DE LA SOUL, Art Official Intelligence: Mosaic Thump (Tommy Boy) "I maintain like an old jazz singer," maintains Posdnuos near the top, and so he and his old high school buddies do. Or, really, have been doing since 1993's Buhloone Mindstate—maturity that doesn't resort to seen-it-all weariness is nothing new on them. So the biggest difference from their earlier work is how deeply ingrained that maturity is—and that they've gotten as goofy as their old Prince Paul-produced selves again after 1996's somber Stakes is High. Certainly the guests provide assistance: exuberant cut-ups such as Redman, Busta Rhymes, and the Beastie Boys; expert cut-and-pasters like Ad Lib, Rockwilder, and Jaydee; Chaka Khan singing a chorus on a standout song. But those helpmates only highlight just how good they are when they're being themselves, especially on "The Art of Getting Jumped," one of the most brilliant cautionary tales in the history of a music full of them. And whatever their method, De La pack more surefire singles into Art Official Intelligence than any album they've made since 3 Feet High & Rising, 11 years ago. No wonder AOI debuted in Billboard's Top 10. And even if that's just a quirk or accident of commerce, it's worth celebrating: Everybody say "Oooh. . . ."—Michaelangelo Matos

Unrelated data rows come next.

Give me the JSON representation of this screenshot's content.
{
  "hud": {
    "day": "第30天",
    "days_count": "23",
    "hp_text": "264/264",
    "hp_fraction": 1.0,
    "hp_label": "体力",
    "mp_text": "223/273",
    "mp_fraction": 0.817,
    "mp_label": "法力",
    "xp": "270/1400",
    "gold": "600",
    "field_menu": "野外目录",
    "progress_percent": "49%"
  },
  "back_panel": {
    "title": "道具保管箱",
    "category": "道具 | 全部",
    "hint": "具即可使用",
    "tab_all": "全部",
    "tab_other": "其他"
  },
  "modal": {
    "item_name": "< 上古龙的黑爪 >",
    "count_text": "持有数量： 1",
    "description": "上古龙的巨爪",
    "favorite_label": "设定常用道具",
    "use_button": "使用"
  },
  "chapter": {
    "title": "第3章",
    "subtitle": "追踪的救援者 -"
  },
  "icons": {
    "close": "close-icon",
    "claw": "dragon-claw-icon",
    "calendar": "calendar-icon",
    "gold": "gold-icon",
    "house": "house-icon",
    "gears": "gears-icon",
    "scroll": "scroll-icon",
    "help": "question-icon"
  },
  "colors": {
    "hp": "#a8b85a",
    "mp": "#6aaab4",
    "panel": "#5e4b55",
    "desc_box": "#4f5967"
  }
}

THE GLANDS, The Glands (Capricorn) You can be forgiven for taking Ross Shapiro of Athens, Georgia, for a whiner the first time you hear him: I did, and even after eight or nine listens to his band's self-titled second album, I occasionally still do. But not only did it stop mattering about halfway through my initial foray into The Glands, I now eagerly await every curled vowel and sigh, because they're of a piece with the guitars, which do pretty much the same thing. Only better: Every pick, strum, conjuring of feedback, and echo of plectra leaving string that Shapiro, Craig McQuiston, and Doug Stanley lay down is an act of love, murmured late in the night just for you. The hazy slide of "Mayflower," the confident single-note punctuations of "Lovetown," and the groaning layers of "Soul Inspiration" entice from afar and blossom upon closer inspection. They have their way with keyboards, too. The piano-driven Nutrasweet pop of "Swim" is what Ben Folds might sound like if he weren't a preening asshole. And something tells me we're not gonna hear a better indie-rock song this year than "I Can See My House from Here," a stoned-soul picnic that digs a perfect groove and then wallows in it for four exquisite minutes. For those of you still waiting for Creeper Lagoon to make that just-as-irresistible follow-up to I Become Small and Go, here it is.—Michaelangelo Matos
The Glands play Tuesday, September 5 at the Breakroom.